The National Grange or the National Order of the Patrons of Husbandry, founded in 1866 by Oliver Hudson Kelly, has a rich history in building opportunity and bringing equality for farm and rural communities. It grew out of agricultural discontent in the Middle West that focused on efforts to battle railroads and grain elevators. Since its inception this fraternal society has worked toward the educational, social, and economic betterment of agricultural people, as well as for the welfare of all. The National Grange has had significant influence on local, state, and national legislature, which lead to the passing of the Granger Laws, as well as the first state and national control of all public utilities. It is a family organization and brings together men and women of all ages. It was the first American association of any kind to work for equality and justice for women, and the first to admit women with full membership equal to that of a man. There are five levels of Granges: National, State, Pomona, Subordinate, and Junior. They all follow the organization, rituals, and programs set forth by the National Grange.

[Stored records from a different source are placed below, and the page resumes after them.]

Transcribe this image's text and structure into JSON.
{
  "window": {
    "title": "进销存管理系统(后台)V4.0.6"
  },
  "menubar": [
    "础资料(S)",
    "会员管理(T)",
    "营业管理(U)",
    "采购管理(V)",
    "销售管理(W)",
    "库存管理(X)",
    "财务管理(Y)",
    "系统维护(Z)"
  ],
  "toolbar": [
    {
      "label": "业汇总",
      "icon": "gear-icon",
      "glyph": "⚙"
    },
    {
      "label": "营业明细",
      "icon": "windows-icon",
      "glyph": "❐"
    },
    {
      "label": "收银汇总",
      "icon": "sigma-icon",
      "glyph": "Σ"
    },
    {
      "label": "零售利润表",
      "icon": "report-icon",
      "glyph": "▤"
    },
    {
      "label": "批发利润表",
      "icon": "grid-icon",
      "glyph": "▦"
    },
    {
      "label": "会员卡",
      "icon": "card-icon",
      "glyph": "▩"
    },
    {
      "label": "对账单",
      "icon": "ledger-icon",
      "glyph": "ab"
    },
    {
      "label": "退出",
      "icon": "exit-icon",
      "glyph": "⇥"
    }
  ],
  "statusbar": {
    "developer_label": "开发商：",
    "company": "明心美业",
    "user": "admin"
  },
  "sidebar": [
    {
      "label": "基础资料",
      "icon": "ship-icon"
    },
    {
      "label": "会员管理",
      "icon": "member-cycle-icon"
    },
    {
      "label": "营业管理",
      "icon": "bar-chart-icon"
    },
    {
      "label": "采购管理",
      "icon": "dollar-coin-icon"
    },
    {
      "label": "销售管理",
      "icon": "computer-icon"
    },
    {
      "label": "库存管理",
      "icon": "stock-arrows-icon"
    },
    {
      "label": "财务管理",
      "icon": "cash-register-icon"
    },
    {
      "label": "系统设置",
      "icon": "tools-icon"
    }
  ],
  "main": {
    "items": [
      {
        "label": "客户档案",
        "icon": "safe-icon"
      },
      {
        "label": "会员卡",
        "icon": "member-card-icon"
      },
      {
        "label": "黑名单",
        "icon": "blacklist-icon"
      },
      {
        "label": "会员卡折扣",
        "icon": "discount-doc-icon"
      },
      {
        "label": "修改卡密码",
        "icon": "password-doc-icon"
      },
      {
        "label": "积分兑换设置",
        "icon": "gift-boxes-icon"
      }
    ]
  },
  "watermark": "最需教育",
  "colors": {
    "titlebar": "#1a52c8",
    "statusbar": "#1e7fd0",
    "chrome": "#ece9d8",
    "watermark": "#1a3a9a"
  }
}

The Chico Grange, a subordinate of the National Grange, is known as a community service organization, with a mission to promote healthy local agriculture, environmental stewardship, and a vibrant community. Chico Grange #486 is one of the Granges established in Butte County. First known as the Shasta Union Grange #486, it was officially recognized on May 31, 1932. In 1937, a name change was made to Chico Grange #486. The Shasta Union Schoolhouse was the first meeting place of the Grange. When they had outgrown the schoolhouse, members bought the Sacramento Schoolhouse on Nord and Sacramento avenues in 1937. In 1954 the Chico Grange bought its current home, the Bidwell Schoolhouse located at the cross roads of Nord and Rodeo Avenues. The Chico Grange has provided the community with social, cultural and educational opportunities, as well as entertainment, emergency shelter, and a meeting place. There are special programs for youth, young adults and women. They have been involved in political activism and have successfully influenced both state and local policy. The Chico Grange has always been heavily involved in community service. The Women’s Committee regularly raised money for charity organizations by having pie socials, quilt raffles, dinners, and variety shows. Some of the charities include the Muscular Dystrophy Association, American Heart Association, American Lung Association, American Cancer Society, and the March of Dimes. The Relief Committee raised money to help needy families struggling from the depression. In the early 1930’s there was a great need for agricultural financial assistance, so Chico Grange members helped to organize the formation of Butte County Federal Credit Union in 1935. In the 1950’s members could purchase discounted items, such as gasoline, tires, machinery, spray materials, etc. from the Grange Business Organization.